The median income for a household in the city is $55,221, and the median income for a family is $63,545. Males have a median income of $46,260 versus $40,049 for females. The per capita income for the city is $34,556. 11.3% of the population and 7.8% of families are below the poverty line. Out of the total people living in poverty, 13.5% are under the age of 18 and 10.5% are 65 or older.

Contemporary Life

San Francisco is one of the most densely populated cities in the United States. The city is serviced by several public transit systems. Muni is the city-owned public transit system which operates buses, electric trolleybuses, streetcars and the famous cable cars (see above). BART (Bay Area Rapid Transit) is the regional transit system, which connects San Francisco with the East Bay and the San Mateo County, California communities on the San Francisco Peninsula.

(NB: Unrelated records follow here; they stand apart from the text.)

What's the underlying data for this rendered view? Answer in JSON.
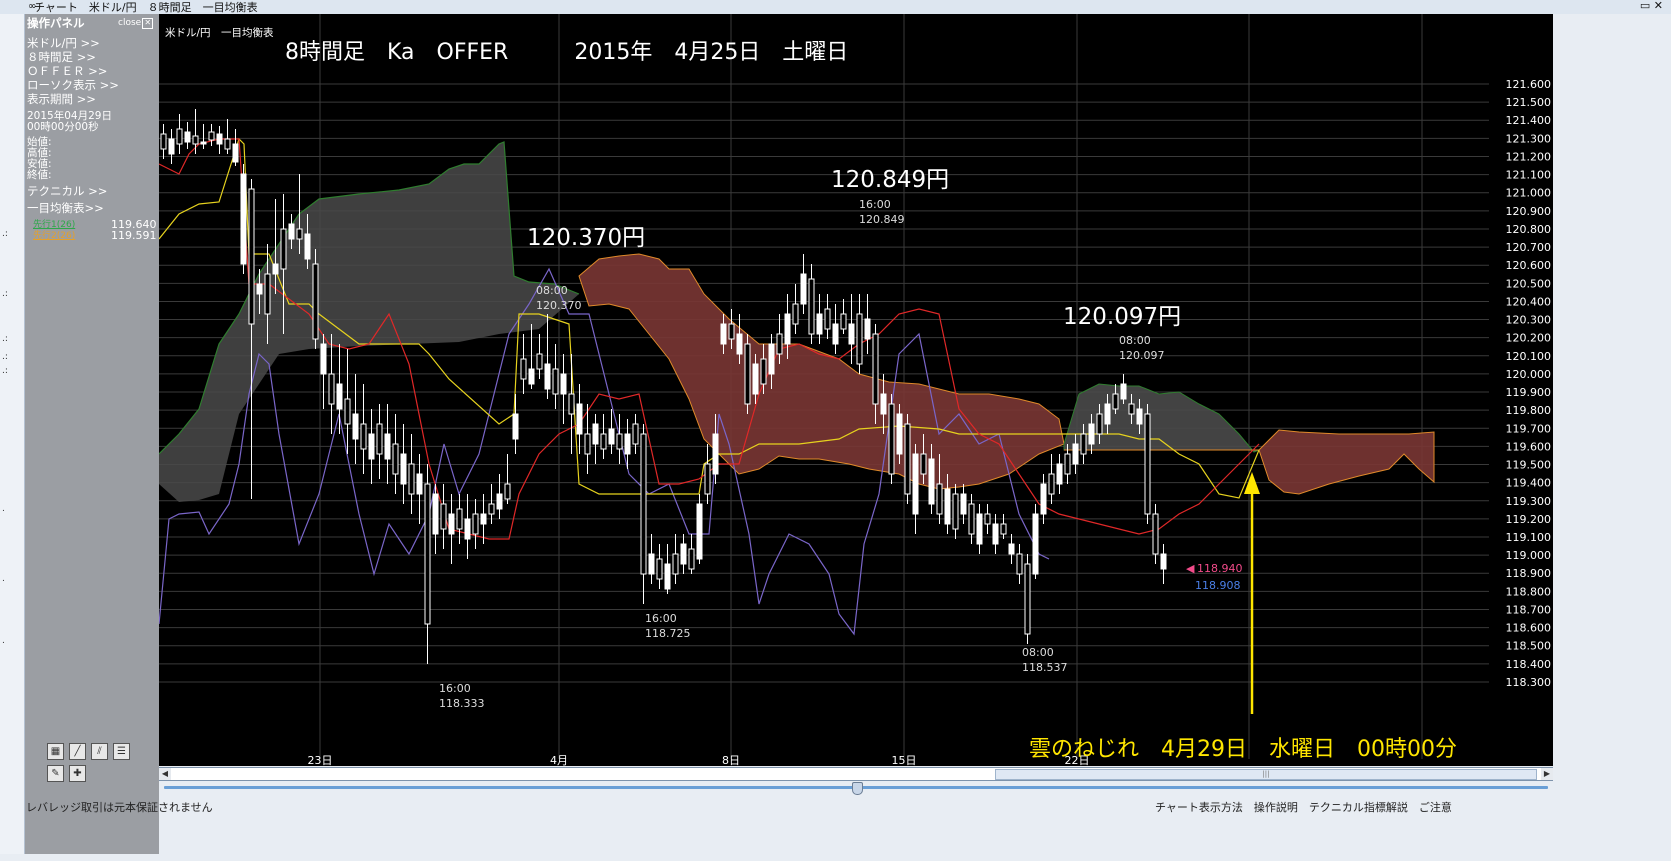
{
  "window": {
    "title": "チャート　米ドル/円　８時間足　一目均衡表"
  },
  "left_strip_marks": [
    ".:",
    ".:",
    ".:",
    ".:",
    ".:",
    ".",
    ".",
    "."
  ],
  "panel": {
    "header": "操作パネル",
    "close_label": "close",
    "items": [
      "米ドル/円 >>",
      "８時間足 >>",
      "ＯＦＦＥＲ >>",
      "ローソク表示 >>",
      "表示期間 >>"
    ],
    "date": "2015年04月29日",
    "time": "00時00分00秒",
    "ohlc_labels": [
      "始値:",
      "高値:",
      "安値:",
      "終値:"
    ],
    "technical": "テクニカル >>",
    "ichimoku": "一目均衡表>>",
    "senkou1_label": "先行1(26)",
    "senkou1_value": "119.640",
    "senkou2_label": "先行2(26)",
    "senkou2_value": "119.591"
  },
  "colors": {
    "tenkan": "#e02828",
    "kijun": "#e6d21e",
    "chikou": "#7a66c9",
    "cloud_bull": "#4a4a4a",
    "cloud_bear": "#7a3634",
    "senkou1_edge": "#2f7d2f",
    "senkou2_edge": "#e08a2a",
    "annotation": "#ffe600"
  },
  "chart": {
    "header_left": "米ドル/円　一目均衡表",
    "title": "8時間足　Ka　OFFER　　　2015年　4月25日　土曜日",
    "callouts": [
      {
        "text": "120.370円"
      },
      {
        "text": "120.849円"
      },
      {
        "text": "120.097円"
      }
    ],
    "marks": [
      {
        "time": "08:00",
        "price": "120.370"
      },
      {
        "time": "16:00",
        "price": "120.849"
      },
      {
        "time": "08:00",
        "price": "120.097"
      },
      {
        "time": "16:00",
        "price": "118.333"
      },
      {
        "time": "16:00",
        "price": "118.725"
      },
      {
        "time": "08:00",
        "price": "118.537"
      }
    ],
    "current_price_pink": "118.940",
    "current_price_blue": "118.908",
    "annotation": "雲のねじれ　4月29日　水曜日　00時00分",
    "x_ticks": [
      "23日",
      "4月",
      "8日",
      "15日",
      "22日"
    ]
  },
  "chart_data": {
    "type": "candlestick",
    "symbol": "米ドル/円",
    "timeframe": "8時間足",
    "y_ticks": [
      121.6,
      121.5,
      121.4,
      121.3,
      121.2,
      121.1,
      121.0,
      120.9,
      120.8,
      120.7,
      120.6,
      120.5,
      120.4,
      120.3,
      120.2,
      120.1,
      120.0,
      119.9,
      119.8,
      119.7,
      119.6,
      119.5,
      119.4,
      119.3,
      119.2,
      119.1,
      119.0,
      118.9,
      118.8,
      118.7,
      118.6,
      118.5,
      118.4,
      118.3
    ],
    "ylim": [
      118.2,
      121.7
    ],
    "grid": true
  },
  "status": {
    "left": "レバレッジ取引は元本保証されません",
    "right": "チャート表示方法　操作説明　テクニカル指標解説　ご注意"
  }
}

In addition, a commuter rail service, CalTrain, operates between San Francisco and San Jose.

The San Francisco Museum of Modern Art (SFMOMA) opened in 1995.

San Francisco is the home of the San Francisco 49ers National Football League team and the San Francisco Giants Major League Baseball team.

See also: Golden Gate Bridge, Northern California, San Francisco Bay Area, Silicon Valley


Victorian houses ("Painted Ladies")
at Alamo Square.'\'



The City in Film

This city has been featured in many movies:

The City on Television

Television programs that highlight the city and its people, include:

Museums and galleries

Among San Francisco's famous museums and galleries are:


See also

External Links